With this pairing, Evans navigates readers through the maze of Black upper-middle-class politics—its private schools and Jack and Jill debutante balls, and the tangles of bourgeoisie professionalism that shaped Cassie’s upbringing. Throughout their childhoods, Cassie and Genie, as she is nicknamed, perpetually hover in each other’s lives, Cassie the free-spirited foil to Genie’s prim proper conformer, despite the two women never actually liking one another or being friends in any real sense of the word. After a spell of little contact and a diminished social media presence, a newly divorced, freshly natural-haired Genie also takes on a position at the institute, two years after Cassie is hired. Now, she is Genevieve, and she’s ardent about the failings of the institute that is “tiptoeing around history.” As she disrupts, speaks out, and rejects what she considers to be liberal compromises of the truth, Cassie is left in awe of Genevieve’s reinvention and, more still, what that means for herself. “Perhaps in whatever years Genie was turning into Genevieve,” Cassie wonders, “I was supposed to have been turning into someone called Cassandra. Worse, perhaps I had already turned into Cassandra; perhaps it was Cassandra who made her white colleagues feel so comfortable that they whispered to her while waiting for the coffee to brew or microwave to ding, ‘Genevieve—she’s a lot, isn’t she.’”
She follows Genevieve’s correction to Cherry Mill, Wisconsin, a former sundown town in a rural part of the state, to issue an amendment to a plaque memorializing a Black man purported to have been killed by an angry white mob. Genevieve adds the names of the individuals who comprised the suspected mob to the memorial. But then a descendant of one of those individuals, hoping to make restitution with the victim’s family, alleges that the victim, Josiah Wynslow, never actually died in the fire. It is here where Cassie and Genevieve reconnect, both intent on telling the “real” story, both reckoning with their entangled pasts in a town whose future will be altered by the revelations sparked from this clarification request.
This collection is full of characters who attempt to escape, confront, or try their best to wade through circumstances that have quietly upended their lives, and Evans painstakingly outlines their aches.
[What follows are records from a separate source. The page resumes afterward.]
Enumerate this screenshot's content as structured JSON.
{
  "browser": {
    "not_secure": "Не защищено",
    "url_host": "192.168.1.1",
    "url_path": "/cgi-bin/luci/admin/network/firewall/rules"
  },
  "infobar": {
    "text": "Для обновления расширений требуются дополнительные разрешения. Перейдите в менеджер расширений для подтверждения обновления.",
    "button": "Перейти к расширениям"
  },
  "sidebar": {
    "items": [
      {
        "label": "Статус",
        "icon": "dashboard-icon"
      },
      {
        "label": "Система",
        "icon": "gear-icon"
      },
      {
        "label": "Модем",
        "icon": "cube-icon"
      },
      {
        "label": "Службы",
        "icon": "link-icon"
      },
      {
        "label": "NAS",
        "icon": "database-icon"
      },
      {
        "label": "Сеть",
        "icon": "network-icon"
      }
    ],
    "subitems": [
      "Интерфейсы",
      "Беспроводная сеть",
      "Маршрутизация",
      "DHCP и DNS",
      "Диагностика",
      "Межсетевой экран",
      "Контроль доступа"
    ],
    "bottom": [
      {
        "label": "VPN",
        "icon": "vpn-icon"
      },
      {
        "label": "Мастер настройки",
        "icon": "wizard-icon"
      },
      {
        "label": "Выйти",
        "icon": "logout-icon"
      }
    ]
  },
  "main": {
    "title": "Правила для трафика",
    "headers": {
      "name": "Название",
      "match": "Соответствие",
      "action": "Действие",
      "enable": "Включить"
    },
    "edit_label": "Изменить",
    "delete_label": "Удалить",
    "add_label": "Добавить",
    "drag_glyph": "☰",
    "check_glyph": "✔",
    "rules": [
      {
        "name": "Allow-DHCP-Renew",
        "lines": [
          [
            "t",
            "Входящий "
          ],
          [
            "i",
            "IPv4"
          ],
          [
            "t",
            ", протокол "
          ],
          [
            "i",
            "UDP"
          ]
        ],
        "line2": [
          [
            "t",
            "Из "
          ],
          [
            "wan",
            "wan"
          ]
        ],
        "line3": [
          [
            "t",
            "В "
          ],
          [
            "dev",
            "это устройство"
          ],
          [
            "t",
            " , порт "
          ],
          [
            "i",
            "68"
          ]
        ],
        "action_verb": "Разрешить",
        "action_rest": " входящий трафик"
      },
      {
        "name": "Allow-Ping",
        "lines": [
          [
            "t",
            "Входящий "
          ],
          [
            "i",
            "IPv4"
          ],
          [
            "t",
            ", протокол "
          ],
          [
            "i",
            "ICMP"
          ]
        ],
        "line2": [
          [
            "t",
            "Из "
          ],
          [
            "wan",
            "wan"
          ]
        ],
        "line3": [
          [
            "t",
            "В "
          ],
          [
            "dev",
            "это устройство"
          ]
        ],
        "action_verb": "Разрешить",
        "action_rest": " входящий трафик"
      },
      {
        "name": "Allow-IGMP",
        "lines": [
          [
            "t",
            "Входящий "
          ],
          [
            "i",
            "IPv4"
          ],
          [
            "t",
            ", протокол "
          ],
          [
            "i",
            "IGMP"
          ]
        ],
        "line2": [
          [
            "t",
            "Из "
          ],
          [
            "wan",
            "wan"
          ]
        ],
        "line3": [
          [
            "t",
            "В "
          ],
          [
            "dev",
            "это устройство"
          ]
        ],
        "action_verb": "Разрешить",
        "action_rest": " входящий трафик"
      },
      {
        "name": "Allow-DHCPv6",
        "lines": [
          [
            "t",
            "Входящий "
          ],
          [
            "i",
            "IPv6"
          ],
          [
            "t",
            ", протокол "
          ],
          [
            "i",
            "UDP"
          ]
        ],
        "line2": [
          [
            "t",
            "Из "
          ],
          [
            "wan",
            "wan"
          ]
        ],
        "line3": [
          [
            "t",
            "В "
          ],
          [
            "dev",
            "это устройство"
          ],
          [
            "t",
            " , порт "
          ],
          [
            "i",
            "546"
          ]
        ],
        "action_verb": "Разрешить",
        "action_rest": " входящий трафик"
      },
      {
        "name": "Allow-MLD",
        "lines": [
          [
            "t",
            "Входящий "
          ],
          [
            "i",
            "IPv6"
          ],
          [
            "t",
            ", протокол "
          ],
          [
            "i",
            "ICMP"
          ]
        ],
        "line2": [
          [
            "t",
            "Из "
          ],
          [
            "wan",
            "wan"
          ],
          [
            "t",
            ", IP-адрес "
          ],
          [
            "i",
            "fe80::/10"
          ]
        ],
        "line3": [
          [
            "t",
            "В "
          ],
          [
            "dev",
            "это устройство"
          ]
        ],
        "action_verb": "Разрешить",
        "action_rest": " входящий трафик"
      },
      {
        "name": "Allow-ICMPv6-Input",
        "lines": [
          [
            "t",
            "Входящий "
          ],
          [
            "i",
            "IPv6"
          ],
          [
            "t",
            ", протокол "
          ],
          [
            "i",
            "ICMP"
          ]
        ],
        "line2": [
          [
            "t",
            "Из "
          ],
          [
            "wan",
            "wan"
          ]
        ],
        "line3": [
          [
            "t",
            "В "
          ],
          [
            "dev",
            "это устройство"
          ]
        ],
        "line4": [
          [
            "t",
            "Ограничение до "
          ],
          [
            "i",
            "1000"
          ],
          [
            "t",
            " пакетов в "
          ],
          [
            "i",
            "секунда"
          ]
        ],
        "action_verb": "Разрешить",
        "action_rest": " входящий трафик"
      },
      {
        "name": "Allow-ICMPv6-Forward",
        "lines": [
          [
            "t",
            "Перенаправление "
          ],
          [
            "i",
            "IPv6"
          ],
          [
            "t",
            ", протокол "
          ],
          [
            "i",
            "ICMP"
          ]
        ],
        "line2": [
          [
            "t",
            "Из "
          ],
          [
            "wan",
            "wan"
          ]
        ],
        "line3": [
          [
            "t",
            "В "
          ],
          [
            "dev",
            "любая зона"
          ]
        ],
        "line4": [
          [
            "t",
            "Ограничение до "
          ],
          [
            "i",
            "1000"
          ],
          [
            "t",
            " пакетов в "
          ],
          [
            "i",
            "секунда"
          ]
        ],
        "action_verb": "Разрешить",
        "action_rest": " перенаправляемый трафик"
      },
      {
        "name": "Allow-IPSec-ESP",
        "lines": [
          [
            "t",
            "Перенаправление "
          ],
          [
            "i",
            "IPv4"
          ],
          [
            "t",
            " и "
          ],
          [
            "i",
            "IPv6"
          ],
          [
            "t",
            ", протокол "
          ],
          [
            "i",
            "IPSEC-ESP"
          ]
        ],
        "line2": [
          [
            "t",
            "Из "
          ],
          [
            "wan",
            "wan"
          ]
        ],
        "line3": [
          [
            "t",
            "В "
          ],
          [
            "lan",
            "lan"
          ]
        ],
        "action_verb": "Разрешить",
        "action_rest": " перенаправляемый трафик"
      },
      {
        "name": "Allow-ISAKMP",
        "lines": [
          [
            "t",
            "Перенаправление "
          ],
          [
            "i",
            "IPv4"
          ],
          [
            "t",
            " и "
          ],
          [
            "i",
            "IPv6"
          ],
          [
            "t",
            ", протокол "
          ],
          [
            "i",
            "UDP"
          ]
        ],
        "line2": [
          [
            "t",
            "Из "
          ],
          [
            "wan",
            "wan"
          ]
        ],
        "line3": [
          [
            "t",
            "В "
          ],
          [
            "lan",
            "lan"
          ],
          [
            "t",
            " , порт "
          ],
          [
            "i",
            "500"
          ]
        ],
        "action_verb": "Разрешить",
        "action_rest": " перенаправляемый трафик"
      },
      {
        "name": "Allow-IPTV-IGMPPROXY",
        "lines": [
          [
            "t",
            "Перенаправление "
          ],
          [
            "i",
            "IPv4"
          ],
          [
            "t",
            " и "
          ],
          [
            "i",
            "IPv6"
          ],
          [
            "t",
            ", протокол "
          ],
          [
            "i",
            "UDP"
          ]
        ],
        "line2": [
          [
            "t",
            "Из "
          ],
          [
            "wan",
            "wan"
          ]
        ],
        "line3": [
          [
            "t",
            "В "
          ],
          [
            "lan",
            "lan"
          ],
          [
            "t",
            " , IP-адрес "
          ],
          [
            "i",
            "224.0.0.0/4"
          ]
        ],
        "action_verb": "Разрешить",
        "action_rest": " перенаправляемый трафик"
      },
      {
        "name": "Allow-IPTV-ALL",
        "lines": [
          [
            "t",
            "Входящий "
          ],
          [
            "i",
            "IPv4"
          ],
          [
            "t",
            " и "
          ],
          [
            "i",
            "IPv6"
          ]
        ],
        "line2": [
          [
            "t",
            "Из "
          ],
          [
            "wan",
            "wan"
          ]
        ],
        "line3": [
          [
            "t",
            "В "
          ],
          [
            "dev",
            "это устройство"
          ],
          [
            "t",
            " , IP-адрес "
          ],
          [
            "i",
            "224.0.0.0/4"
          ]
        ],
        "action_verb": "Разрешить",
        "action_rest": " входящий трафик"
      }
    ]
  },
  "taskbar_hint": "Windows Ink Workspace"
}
There are truths and there are the truths we tell ourselves, and the space between those two poles can be wide. There is a frailty to resolution that rejects prescription or guarantee. Tending to this fragility is part of Evans’s mastery, and it just might be the way to traverse the gap.